  • Keep your home cool by installing window shades or awnings to block the sun. Close blinds and curtains during the day. Open windows when there is a cool breeze.
  • Stay indoors and use an air conditioner if you have one.
  • If your accommodation is too hot, consider going to a cool public place such as an air-conditioned store, shopping centre, cinema, gallery or public pool to keep cool. You can also  visit a friend or family member who has an air-conditioned home.
  • Keep yourself cool by applying wet towels on your neck and shoulders, putting your feet in cool water and taking cool (not cold) showers.
  • Avoid strenuous activity, especially during the sun’s peak hours 11am to 4pm. If you must engage in strenuous activity, do it during the coolest part of the day, usually in the morning between 4am and 7am.
  • If possible, stay out of the sun. When in the sun, wear sunscreen (at least SPF 30+) and a hat to protect your face and head.
  • Wear lightweight, light-coloured, loose clothing that covers as much of your skin as possible.
  • Drink fluids – particularly water – even if you do not feel thirsty. Avoid beverages containing alcohol, caffeine or high amounts of sugar. People with heart, kidney or liver disease or on fluid restricted diets should check with their doctors before increasing fluid intake.
  • There are many drinking fountains throughout the municipality which are free for public use, including a filtered water station in the Bourke Street Mall.
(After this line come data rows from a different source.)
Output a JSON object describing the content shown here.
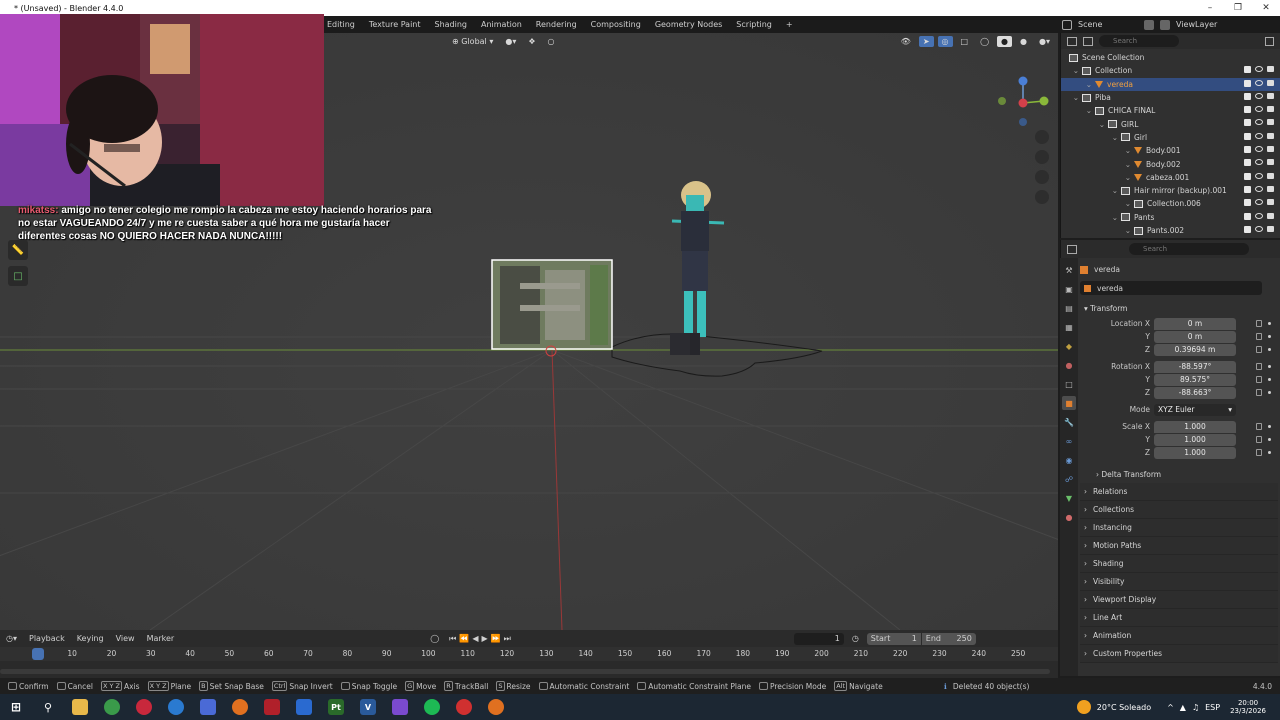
{
  "window": {
    "title": "* (Unsaved) - Blender 4.4.0"
  },
  "workspace_tabs": [
    "Editing",
    "Texture Paint",
    "Shading",
    "Animation",
    "Rendering",
    "Compositing",
    "Geometry Nodes",
    "Scripting"
  ],
  "scene": {
    "scene_name": "Scene",
    "view_layer": "ViewLayer"
  },
  "viewport_header": {
    "orientation": "Global"
  },
  "chat": {
    "username": "mikatss:",
    "message": "amigo no tener colegio me rompio la cabeza me estoy haciendo horarios para no estar VAGUEANDO 24/7 y me re cuesta saber a qué hora me gustaría hacer diferentes cosas NO QUIERO HACER NADA NUNCA!!!!!"
  },
  "outliner": {
    "search_placeholder": "Search",
    "items": [
      {
        "label": "Scene Collection",
        "depth": 0,
        "icon": "collection-icon"
      },
      {
        "label": "Collection",
        "depth": 1,
        "icon": "collection-icon"
      },
      {
        "label": "vereda",
        "depth": 2,
        "icon": "mesh-icon",
        "selected": true
      },
      {
        "label": "Piba",
        "depth": 1,
        "icon": "collection-icon"
      },
      {
        "label": "CHICA FINAL",
        "depth": 2,
        "icon": "collection-icon"
      },
      {
        "label": "GIRL",
        "depth": 3,
        "icon": "collection-icon"
      },
      {
        "label": "Girl",
        "depth": 4,
        "icon": "collection-icon"
      },
      {
        "label": "Body.001",
        "depth": 5,
        "icon": "mesh-icon"
      },
      {
        "label": "Body.002",
        "depth": 5,
        "icon": "mesh-icon"
      },
      {
        "label": "cabeza.001",
        "depth": 5,
        "icon": "mesh-icon"
      },
      {
        "label": "Hair mirror (backup).001",
        "depth": 4,
        "icon": "collection-icon"
      },
      {
        "label": "Collection.006",
        "depth": 5,
        "icon": "collection-icon"
      },
      {
        "label": "Pants",
        "depth": 4,
        "icon": "collection-icon"
      },
      {
        "label": "Pants.002",
        "depth": 5,
        "icon": "collection-icon"
      }
    ]
  },
  "properties": {
    "search_placeholder": "Search",
    "object_name": "vereda",
    "object_field": "vereda",
    "transform_label": "Transform",
    "location": {
      "label": "Location X",
      "x": "0 m",
      "y": "0 m",
      "z": "0.39694 m"
    },
    "rotation": {
      "label": "Rotation X",
      "x": "-88.597°",
      "y": "89.575°",
      "z": "-88.663°"
    },
    "mode": {
      "label": "Mode",
      "value": "XYZ Euler"
    },
    "scale": {
      "label": "Scale X",
      "x": "1.000",
      "y": "1.000",
      "z": "1.000"
    },
    "axis_y": "Y",
    "axis_z": "Z",
    "delta": "Delta Transform",
    "sections": [
      "Relations",
      "Collections",
      "Instancing",
      "Motion Paths",
      "Shading",
      "Visibility",
      "Viewport Display",
      "Line Art",
      "Animation",
      "Custom Properties"
    ]
  },
  "timeline": {
    "menus": [
      "Playback",
      "Keying",
      "View",
      "Marker"
    ],
    "current_frame": "1",
    "start_label": "Start",
    "start": "1",
    "end_label": "End",
    "end": "250",
    "ticks": [
      "1",
      "10",
      "20",
      "30",
      "40",
      "50",
      "60",
      "70",
      "80",
      "90",
      "100",
      "110",
      "120",
      "130",
      "140",
      "150",
      "160",
      "170",
      "180",
      "190",
      "200",
      "210",
      "220",
      "230",
      "240",
      "250"
    ],
    "playhead_frame": 1
  },
  "statusbar": {
    "items": [
      {
        "key": "",
        "label": "Confirm"
      },
      {
        "key": "",
        "label": "Cancel"
      },
      {
        "key": "X Y Z",
        "label": "Axis"
      },
      {
        "key": "X Y Z",
        "label": "Plane"
      },
      {
        "key": "B",
        "label": "Set Snap Base"
      },
      {
        "key": "Ctrl",
        "label": "Snap Invert"
      },
      {
        "key": "",
        "label": "Snap Toggle"
      },
      {
        "key": "G",
        "label": "Move"
      },
      {
        "key": "R",
        "label": "TrackBall"
      },
      {
        "key": "S",
        "label": "Resize"
      },
      {
        "key": "",
        "label": "Automatic Constraint"
      },
      {
        "key": "",
        "label": "Automatic Constraint Plane"
      },
      {
        "key": "",
        "label": "Precision Mode"
      },
      {
        "key": "Alt",
        "label": "Navigate"
      }
    ],
    "message": "Deleted 40 object(s)",
    "version": "4.4.0"
  },
  "taskbar": {
    "weather": "20°C Soleado",
    "language": "ESP",
    "time": "20:00",
    "date": "23/3/2026"
  }
}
Download the free smartphone app, Choose Tap, to find the nearest water station when you are out and about.
  • Make a special effort to check on your family and neighbours during a heatwave, especially if they are seniors, young children, and people with special needs. Many older people live alone and could suffer unnecessarily in the heat because they are isolated from friends and family.
  • Never leave children, pets, or those who require special care in a parked car.
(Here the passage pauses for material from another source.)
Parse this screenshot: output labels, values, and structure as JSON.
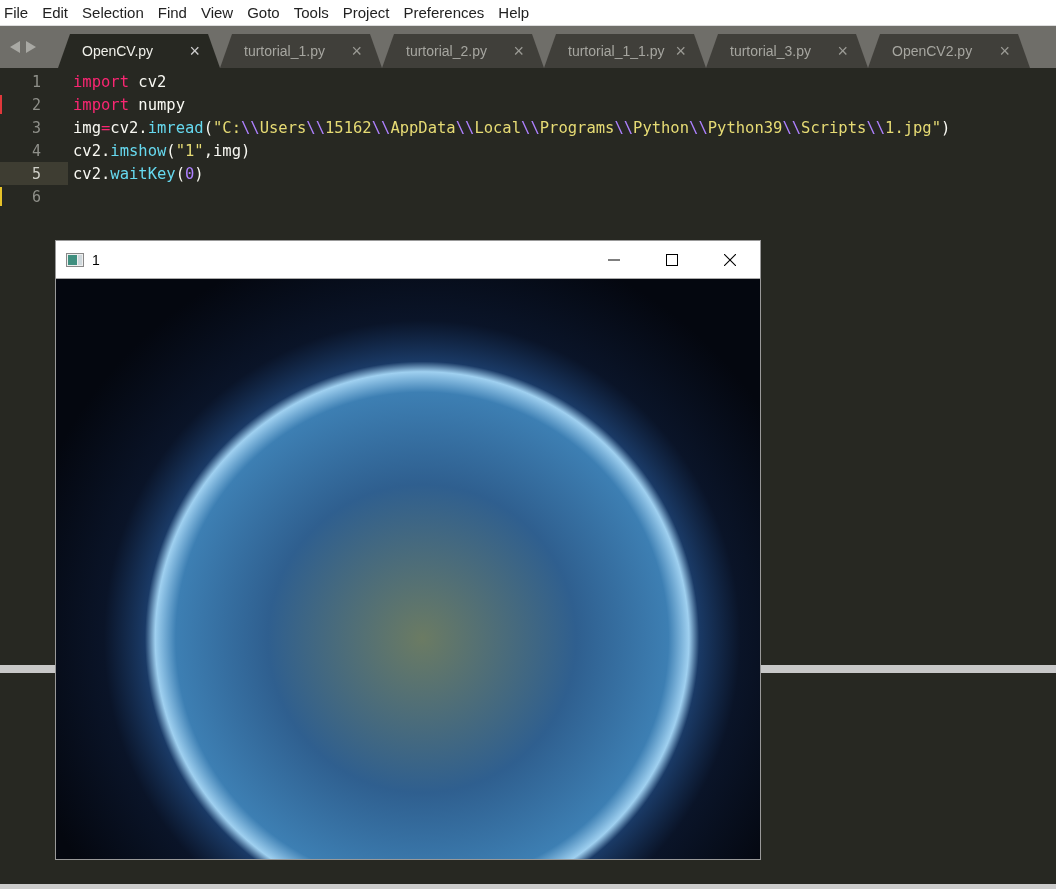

  • Be prepared for power outages and have an emergency kit ready with items such as flashlights, battery powered AM/FM radios, bottled water, first aid kit and extra batteries. Have details of your power supply company readily available and keep windows open to ensure proper ventilation.
    
    

Bushfires

In case of evacuation
  • Turn off gas and power.
  • Close all doors and windows, and block gaps with wet towels and blankets.
  • Move flammable items away from windows and doors.
  • Notify a neigbour, friend or the local authorities of your new place.

 
During the fire
  • Wear protective clothing.
  • Have eye and breathing protection.
  • Consume enough water to prevent dehydration.
  • Make sure someone has notified the fire brigade.
  • Do not leave the house while the flame front moves through.
 
After the fire
  • Extinguish any spot fires in gutters.
  • Beware of any fallen electric power lines.
  • Avoid places that are still on fire and move to a safer area.
  • Leave your home if you feel unsafe. Make sure you protect your home against further damage by weather, theft ir vandalism. Do not leave the site unsecured.